Evolving technology is pushing the boundaries and changing how the world does business. While some of the effects can disrupt the logistics industry, over the long run they can also help leverage the use of automation, workflow optimization, digitization and artificial intelligence. In the context of the supply chain, improved technology has also increased productivity, minimized costs and errors, enhanced customer experienced value, and facilitated data-sharing to multiple sources in real time. These advancements should be explored and analyzed in detail by the freight forwarding community, ensuring that they are well informed and prepared to meet the future demand. (Download Full Magazine)

June 14, 2021.

Att. The Honourable Chrystia Freeland
Minister of Finance

House of Commons
Ottawa, Ontario,
K1A 0A6


Dear Minister,

We are writing to express alarm and frustration at recent developments in the marine shipping sector which will have negative impacts on Canadian businesses and consumers.

In the last week major shipping lines have announced new “Destination Terminal Handling Charges” on Canadian imports and exports. These fees are not justified, or justifiable.

Ocean shipping has enjoyed an extremely lucrative period during the Covid 19 outbreak.  Demand has been at record high levels and, in addition, shipping firms have been levying huge penalties on Canadian customers struggling to access containers amid the congestion in ports and terminals.

(This latter practice is so egregious it has triggered an investigation by US marine authorities.)

As Minister of Finance you will be preoccupied with concerns about rising inflation.  Clearly, we will experience some unprecedented trends in our economy as we emerge from the Covid pandemic and no one can be blamed for that.  But opportunistic and punitive charges such as these are not in that category. They are levied by service suppliers who see an opportunity in the chaos caused by Covid-19 and unafraid of any reaction from the traditionally supine Canadian regulators.

We urge you to investigate this situation. As you may know, the marine container sector has a long history of domination by explicit cartels. With 80% of our trade exposed to this industry, hardly a Canadian business or consumer is unaffected by price manipulation of this kind.
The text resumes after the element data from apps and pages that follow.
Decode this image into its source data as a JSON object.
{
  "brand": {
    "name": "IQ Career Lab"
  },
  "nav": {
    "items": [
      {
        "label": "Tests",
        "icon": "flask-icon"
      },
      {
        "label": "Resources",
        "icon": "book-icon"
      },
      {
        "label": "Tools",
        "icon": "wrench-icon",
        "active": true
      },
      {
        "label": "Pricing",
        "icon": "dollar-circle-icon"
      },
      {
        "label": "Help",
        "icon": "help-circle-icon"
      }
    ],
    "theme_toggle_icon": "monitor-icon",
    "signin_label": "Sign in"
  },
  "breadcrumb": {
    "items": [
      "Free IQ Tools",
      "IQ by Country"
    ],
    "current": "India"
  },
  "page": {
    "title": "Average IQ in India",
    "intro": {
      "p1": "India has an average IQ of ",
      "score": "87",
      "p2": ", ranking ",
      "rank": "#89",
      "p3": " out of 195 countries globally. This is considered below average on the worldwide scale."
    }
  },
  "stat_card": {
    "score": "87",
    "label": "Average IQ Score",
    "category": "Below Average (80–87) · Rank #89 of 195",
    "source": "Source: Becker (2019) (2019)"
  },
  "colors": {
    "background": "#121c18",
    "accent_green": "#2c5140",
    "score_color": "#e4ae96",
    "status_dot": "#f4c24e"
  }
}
With best wishes,

Bruce Rodgers            Executive Director, CIFFA

Julia Kuzeljevich          Public Affairs Manager, CIFFA 

The Canadian International Freight Forwarders Association (CIFFA) represents some 260 regular member firms from the largest of global multi-national freight forwarding firms to small and medium sized Canadian companies. CIFFA member companies employ tens of thousands of highly skilled international trade and transportation specialists. As a vital component of Canada’s global supply chain, member firms of the Canadian International Freight Forwarders Association (CIFFA) facilitate the movement of goods around the world. Freight forwarders provide a vital link in Canada’s global supply chains, enhancing export capabilities and assisting in the delivery of competitive solutions to Canada’s importing and exporting communities.